AIM OF THE TASK
Go through the entries below line by line and tally those holding "build"; write only the tally.

** Opening SUPPLIED INFORMATION block **

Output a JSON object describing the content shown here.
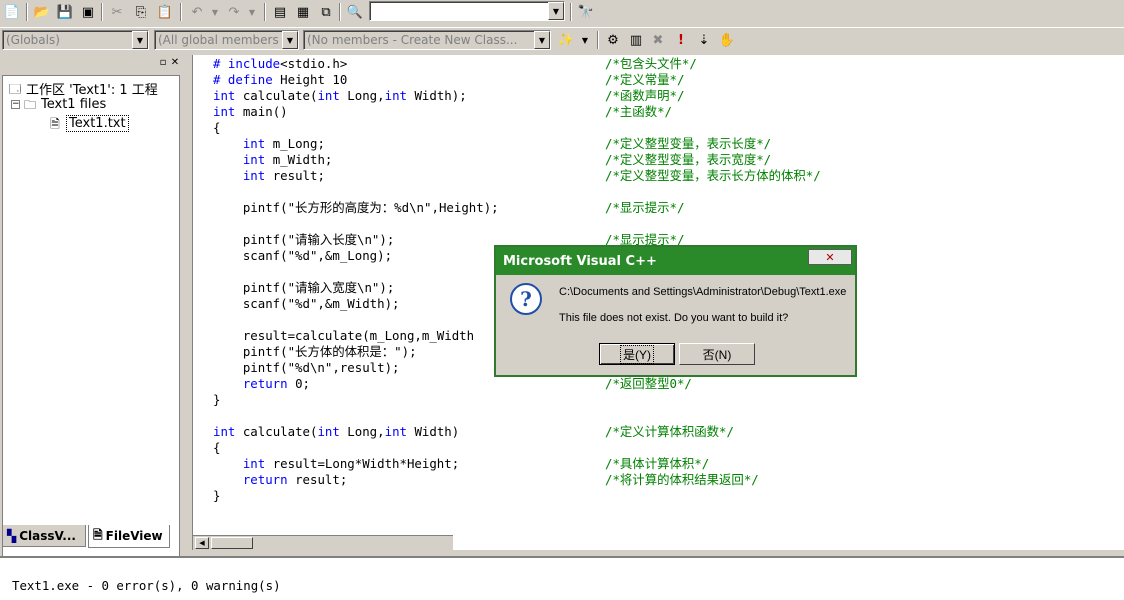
{
  "toolbar1": {
    "buttons": [
      {
        "name": "new-text-file-icon",
        "glyph": "📄"
      },
      {
        "name": "open-icon",
        "glyph": "📂"
      },
      {
        "name": "save-icon",
        "glyph": "💾"
      },
      {
        "name": "save-all-icon",
        "glyph": "▣"
      },
      {
        "name": "cut-icon",
        "glyph": "✂"
      },
      {
        "name": "copy-icon",
        "glyph": "⎘"
      },
      {
        "name": "paste-icon",
        "glyph": "📋"
      },
      {
        "name": "undo-icon",
        "glyph": "↶"
      },
      {
        "name": "redo-icon",
        "glyph": "↷"
      },
      {
        "name": "workspace-icon",
        "glyph": "▤"
      },
      {
        "name": "output-icon",
        "glyph": "▦"
      },
      {
        "name": "window-list-icon",
        "glyph": "⧉"
      },
      {
        "name": "find-in-files-icon",
        "glyph": "🔍"
      },
      {
        "name": "find-icon",
        "glyph": "🔭"
      }
    ],
    "find_combo_value": ""
  },
  "toolbar2": {
    "globals_combo": "(Globals)",
    "members_combo": "(All global members",
    "class_combo": "(No members - Create New Class...",
    "buttons": [
      {
        "name": "compile-icon",
        "glyph": "⚙"
      },
      {
        "name": "build-icon",
        "glyph": "▥"
      },
      {
        "name": "stop-build-icon",
        "glyph": "✖"
      },
      {
        "name": "execute-icon",
        "glyph": "!"
      },
      {
        "name": "go-icon",
        "glyph": "⇣"
      },
      {
        "name": "breakpoint-icon",
        "glyph": "✋"
      }
    ]
  },
  "workspace": {
    "root_label": "工作区 'Text1': 1 工程",
    "project_label": "Text1 files",
    "file_label": "Text1.txt",
    "tabs": [
      "ClassV...",
      "FileView"
    ]
  },
  "code": [
    {
      "segments": [
        {
          "t": "# include",
          "c": "kw"
        },
        {
          "t": "<stdio.h>",
          "c": ""
        }
      ],
      "comment": "/*包含头文件*/"
    },
    {
      "segments": [
        {
          "t": "# define",
          "c": "kw"
        },
        {
          "t": " Height 10",
          "c": ""
        }
      ],
      "comment": "/*定义常量*/"
    },
    {
      "segments": [
        {
          "t": "int",
          "c": "kw"
        },
        {
          "t": " calculate(",
          "c": ""
        },
        {
          "t": "int",
          "c": "kw"
        },
        {
          "t": " Long,",
          "c": ""
        },
        {
          "t": "int",
          "c": "kw"
        },
        {
          "t": " Width);",
          "c": ""
        }
      ],
      "comment": "/*函数声明*/"
    },
    {
      "segments": [
        {
          "t": "int",
          "c": "kw"
        },
        {
          "t": " main()",
          "c": ""
        }
      ],
      "comment": "/*主函数*/"
    },
    {
      "segments": [
        {
          "t": "{",
          "c": ""
        }
      ],
      "comment": ""
    },
    {
      "segments": [
        {
          "t": "    ",
          "c": ""
        },
        {
          "t": "int",
          "c": "kw"
        },
        {
          "t": " m_Long;",
          "c": ""
        }
      ],
      "comment": "/*定义整型变量，表示长度*/"
    },
    {
      "segments": [
        {
          "t": "    ",
          "c": ""
        },
        {
          "t": "int",
          "c": "kw"
        },
        {
          "t": " m_Width;",
          "c": ""
        }
      ],
      "comment": "/*定义整型变量，表示宽度*/"
    },
    {
      "segments": [
        {
          "t": "    ",
          "c": ""
        },
        {
          "t": "int",
          "c": "kw"
        },
        {
          "t": " result;",
          "c": ""
        }
      ],
      "comment": "/*定义整型变量，表示长方体的体积*/"
    },
    {
      "segments": [],
      "comment": ""
    },
    {
      "segments": [
        {
          "t": "    pintf(\"长方形的高度为：%d\\n\",Height);",
          "c": ""
        }
      ],
      "comment": "/*显示提示*/"
    },
    {
      "segments": [],
      "comment": ""
    },
    {
      "segments": [
        {
          "t": "    pintf(\"请输入长度\\n\");",
          "c": ""
        }
      ],
      "comment": "/*显示提示*/"
    },
    {
      "segments": [
        {
          "t": "    scanf(\"%d\",&m_Long);",
          "c": ""
        }
      ],
      "comment": ""
    },
    {
      "segments": [],
      "comment": ""
    },
    {
      "segments": [
        {
          "t": "    pintf(\"请输入宽度\\n\");",
          "c": ""
        }
      ],
      "comment": ""
    },
    {
      "segments": [
        {
          "t": "    scanf(\"%d\",&m_Width);",
          "c": ""
        }
      ],
      "comment": ""
    },
    {
      "segments": [],
      "comment": ""
    },
    {
      "segments": [
        {
          "t": "    result=calculate(m_Long,m_Width",
          "c": ""
        }
      ],
      "comment": ""
    },
    {
      "segments": [
        {
          "t": "    pintf(\"长方体的体积是：\");",
          "c": ""
        }
      ],
      "comment": ""
    },
    {
      "segments": [
        {
          "t": "    pintf(\"%d\\n\",result);",
          "c": ""
        }
      ],
      "comment": ""
    },
    {
      "segments": [
        {
          "t": "    ",
          "c": ""
        },
        {
          "t": "return",
          "c": "kw"
        },
        {
          "t": " 0;",
          "c": ""
        }
      ],
      "comment": "/*返回整型0*/"
    },
    {
      "segments": [
        {
          "t": "}",
          "c": ""
        }
      ],
      "comment": ""
    },
    {
      "segments": [],
      "comment": ""
    },
    {
      "segments": [
        {
          "t": "int",
          "c": "kw"
        },
        {
          "t": " calculate(",
          "c": ""
        },
        {
          "t": "int",
          "c": "kw"
        },
        {
          "t": " Long,",
          "c": ""
        },
        {
          "t": "int",
          "c": "kw"
        },
        {
          "t": " Width)",
          "c": ""
        }
      ],
      "comment": "/*定义计算体积函数*/"
    },
    {
      "segments": [
        {
          "t": "{",
          "c": ""
        }
      ],
      "comment": ""
    },
    {
      "segments": [
        {
          "t": "    ",
          "c": ""
        },
        {
          "t": "int",
          "c": "kw"
        },
        {
          "t": " result=Long*Width*Height;",
          "c": ""
        }
      ],
      "comment": "/*具体计算体积*/"
    },
    {
      "segments": [
        {
          "t": "    ",
          "c": ""
        },
        {
          "t": "return",
          "c": "kw"
        },
        {
          "t": " result;",
          "c": ""
        }
      ],
      "comment": "/*将计算的体积结果返回*/"
    },
    {
      "segments": [
        {
          "t": "}",
          "c": ""
        }
      ],
      "comment": ""
    }
  ],
  "output": {
    "text": "Text1.exe - 0 error(s), 0 warning(s)"
  },
  "dialog": {
    "title": "Microsoft Visual C++",
    "close_label": "✕",
    "icon": "?",
    "path": "C:\\Documents and Settings\\Administrator\\Debug\\Text1.exe",
    "message": "This file does not exist.  Do you want to build it?",
    "yes_label": "是(Y)",
    "no_label": "否(N)"
  }
}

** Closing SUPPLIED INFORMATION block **

RESPONSE AREA
3